↓↓↓

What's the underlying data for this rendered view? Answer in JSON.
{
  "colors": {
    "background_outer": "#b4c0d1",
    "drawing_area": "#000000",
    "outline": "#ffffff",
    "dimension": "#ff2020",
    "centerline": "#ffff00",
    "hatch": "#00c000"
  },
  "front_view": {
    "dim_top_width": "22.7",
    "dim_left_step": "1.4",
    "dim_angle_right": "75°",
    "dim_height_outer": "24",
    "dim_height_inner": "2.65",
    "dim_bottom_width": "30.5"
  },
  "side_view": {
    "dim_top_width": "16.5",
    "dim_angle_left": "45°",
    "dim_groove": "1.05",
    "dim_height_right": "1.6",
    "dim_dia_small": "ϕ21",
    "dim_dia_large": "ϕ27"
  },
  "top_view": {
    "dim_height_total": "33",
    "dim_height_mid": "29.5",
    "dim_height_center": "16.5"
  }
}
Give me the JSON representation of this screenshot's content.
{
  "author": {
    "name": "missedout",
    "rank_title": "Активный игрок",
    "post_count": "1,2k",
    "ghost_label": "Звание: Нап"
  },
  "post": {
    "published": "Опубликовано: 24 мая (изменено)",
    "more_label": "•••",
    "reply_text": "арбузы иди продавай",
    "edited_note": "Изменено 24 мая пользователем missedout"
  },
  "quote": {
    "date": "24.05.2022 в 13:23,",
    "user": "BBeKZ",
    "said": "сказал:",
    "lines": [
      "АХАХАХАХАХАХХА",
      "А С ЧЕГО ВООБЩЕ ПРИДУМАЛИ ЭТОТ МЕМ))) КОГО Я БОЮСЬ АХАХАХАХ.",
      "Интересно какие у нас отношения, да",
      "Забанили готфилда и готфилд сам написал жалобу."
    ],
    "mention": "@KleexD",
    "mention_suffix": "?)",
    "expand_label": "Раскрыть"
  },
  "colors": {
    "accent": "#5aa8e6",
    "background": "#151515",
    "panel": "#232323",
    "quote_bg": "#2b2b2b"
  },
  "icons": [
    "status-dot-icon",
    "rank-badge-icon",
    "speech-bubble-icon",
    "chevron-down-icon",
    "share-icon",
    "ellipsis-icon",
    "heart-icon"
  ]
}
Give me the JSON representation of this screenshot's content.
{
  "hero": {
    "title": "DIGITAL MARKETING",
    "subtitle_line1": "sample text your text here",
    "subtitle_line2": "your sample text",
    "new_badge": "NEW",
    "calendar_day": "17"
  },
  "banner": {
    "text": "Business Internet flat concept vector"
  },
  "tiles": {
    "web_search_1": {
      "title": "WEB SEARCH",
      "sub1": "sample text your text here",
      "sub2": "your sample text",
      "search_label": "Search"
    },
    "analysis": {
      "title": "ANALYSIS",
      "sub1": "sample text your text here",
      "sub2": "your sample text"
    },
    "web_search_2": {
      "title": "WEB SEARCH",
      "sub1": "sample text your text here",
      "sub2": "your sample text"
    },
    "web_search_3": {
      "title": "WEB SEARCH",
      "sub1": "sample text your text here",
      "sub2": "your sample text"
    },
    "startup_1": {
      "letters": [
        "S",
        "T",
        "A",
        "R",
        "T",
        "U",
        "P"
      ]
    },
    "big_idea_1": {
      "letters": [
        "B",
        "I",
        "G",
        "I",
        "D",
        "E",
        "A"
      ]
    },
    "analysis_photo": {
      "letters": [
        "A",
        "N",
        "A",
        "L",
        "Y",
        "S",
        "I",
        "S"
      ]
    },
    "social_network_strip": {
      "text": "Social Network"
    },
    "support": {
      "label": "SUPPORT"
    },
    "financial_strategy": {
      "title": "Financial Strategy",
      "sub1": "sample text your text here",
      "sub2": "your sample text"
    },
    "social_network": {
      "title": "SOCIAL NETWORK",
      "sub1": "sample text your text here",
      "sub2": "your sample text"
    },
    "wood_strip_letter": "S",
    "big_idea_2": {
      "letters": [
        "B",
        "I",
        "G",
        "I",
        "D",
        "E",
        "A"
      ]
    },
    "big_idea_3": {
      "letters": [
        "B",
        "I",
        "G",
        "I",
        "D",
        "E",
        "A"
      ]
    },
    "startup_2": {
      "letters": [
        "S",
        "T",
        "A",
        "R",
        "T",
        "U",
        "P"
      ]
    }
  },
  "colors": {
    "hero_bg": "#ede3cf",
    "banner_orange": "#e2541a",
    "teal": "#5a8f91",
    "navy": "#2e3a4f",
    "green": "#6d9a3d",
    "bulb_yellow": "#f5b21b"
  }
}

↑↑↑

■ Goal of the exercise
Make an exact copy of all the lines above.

■ Solved problem
What's the underlying data for this rendered view? Answer in JSON.
{
  "colors": {
    "background_outer": "#b4c0d1",
    "drawing_area": "#000000",
    "outline": "#ffffff",
    "dimension": "#ff2020",
    "centerline": "#ffff00",
    "hatch": "#00c000"
  },
  "front_view": {
    "dim_top_width": "22.7",
    "dim_left_step": "1.4",
    "dim_angle_right": "75°",
    "dim_height_outer": "24",
    "dim_height_inner": "2.65",
    "dim_bottom_width": "30.5"
  },
  "side_view": {
    "dim_top_width": "16.5",
    "dim_angle_left": "45°",
    "dim_groove": "1.05",
    "dim_height_right": "1.6",
    "dim_dia_small": "ϕ21",
    "dim_dia_large": "ϕ27"
  },
  "top_view": {
    "dim_height_total": "33",
    "dim_height_mid": "29.5",
    "dim_height_center": "16.5"
  }
}
Give me the JSON representation of this screenshot's content.
{
  "author": {
    "name": "missedout",
    "rank_title": "Активный игрок",
    "post_count": "1,2k",
    "ghost_label": "Звание: Нап"
  },
  "post": {
    "published": "Опубликовано: 24 мая (изменено)",
    "more_label": "•••",
    "reply_text": "арбузы иди продавай",
    "edited_note": "Изменено 24 мая пользователем missedout"
  },
  "quote": {
    "date": "24.05.2022 в 13:23,",
    "user": "BBeKZ",
    "said": "сказал:",
    "lines": [
      "АХАХАХАХАХАХХА",
      "А С ЧЕГО ВООБЩЕ ПРИДУМАЛИ ЭТОТ МЕМ))) КОГО Я БОЮСЬ АХАХАХАХ.",
      "Интересно какие у нас отношения, да",
      "Забанили готфилда и готфилд сам написал жалобу."
    ],
    "mention": "@KleexD",
    "mention_suffix": "?)",
    "expand_label": "Раскрыть"
  },
  "colors": {
    "accent": "#5aa8e6",
    "background": "#151515",
    "panel": "#232323",
    "quote_bg": "#2b2b2b"
  },
  "icons": [
    "status-dot-icon",
    "rank-badge-icon",
    "speech-bubble-icon",
    "chevron-down-icon",
    "share-icon",
    "ellipsis-icon",
    "heart-icon"
  ]
}
Give me the JSON representation of this screenshot's content.
{
  "hero": {
    "title": "DIGITAL MARKETING",
    "subtitle_line1": "sample text your text here",
    "subtitle_line2": "your sample text",
    "new_badge": "NEW",
    "calendar_day": "17"
  },
  "banner": {
    "text": "Business Internet flat concept vector"
  },
  "tiles": {
    "web_search_1": {
      "title": "WEB SEARCH",
      "sub1": "sample text your text here",
      "sub2": "your sample text",
      "search_label": "Search"
    },
    "analysis": {
      "title": "ANALYSIS",
      "sub1": "sample text your text here",
      "sub2": "your sample text"
    },
    "web_search_2": {
      "title": "WEB SEARCH",
      "sub1": "sample text your text here",
      "sub2": "your sample text"
    },
    "web_search_3": {
      "title": "WEB SEARCH",
      "sub1": "sample text your text here",
      "sub2": "your sample text"
    },
    "startup_1": {
      "letters": [
        "S",
        "T",
        "A",
        "R",
        "T",
        "U",
        "P"
      ]
    },
    "big_idea_1": {
      "letters": [
        "B",
        "I",
        "G",
        "I",
        "D",
        "E",
        "A"
      ]
    },
    "analysis_photo": {
      "letters": [
        "A",
        "N",
        "A",
        "L",
        "Y",
        "S",
        "I",
        "S"
      ]
    },
    "social_network_strip": {
      "text": "Social Network"
    },
    "support": {
      "label": "SUPPORT"
    },
    "financial_strategy": {
      "title": "Financial Strategy",
      "sub1": "sample text your text here",
      "sub2": "your sample text"
    },
    "social_network": {
      "title": "SOCIAL NETWORK",
      "sub1": "sample text your text here",
      "sub2": "your sample text"
    },
    "wood_strip_letter": "S",
    "big_idea_2": {
      "letters": [
        "B",
        "I",
        "G",
        "I",
        "D",
        "E",
        "A"
      ]
    },
    "big_idea_3": {
      "letters": [
        "B",
        "I",
        "G",
        "I",
        "D",
        "E",
        "A"
      ]
    },
    "startup_2": {
      "letters": [
        "S",
        "T",
        "A",
        "R",
        "T",
        "U",
        "P"
      ]
    }
  },
  "colors": {
    "hero_bg": "#ede3cf",
    "banner_orange": "#e2541a",
    "teal": "#5a8f91",
    "navy": "#2e3a4f",
    "green": "#6d9a3d",
    "bulb_yellow": "#f5b21b"
  }
}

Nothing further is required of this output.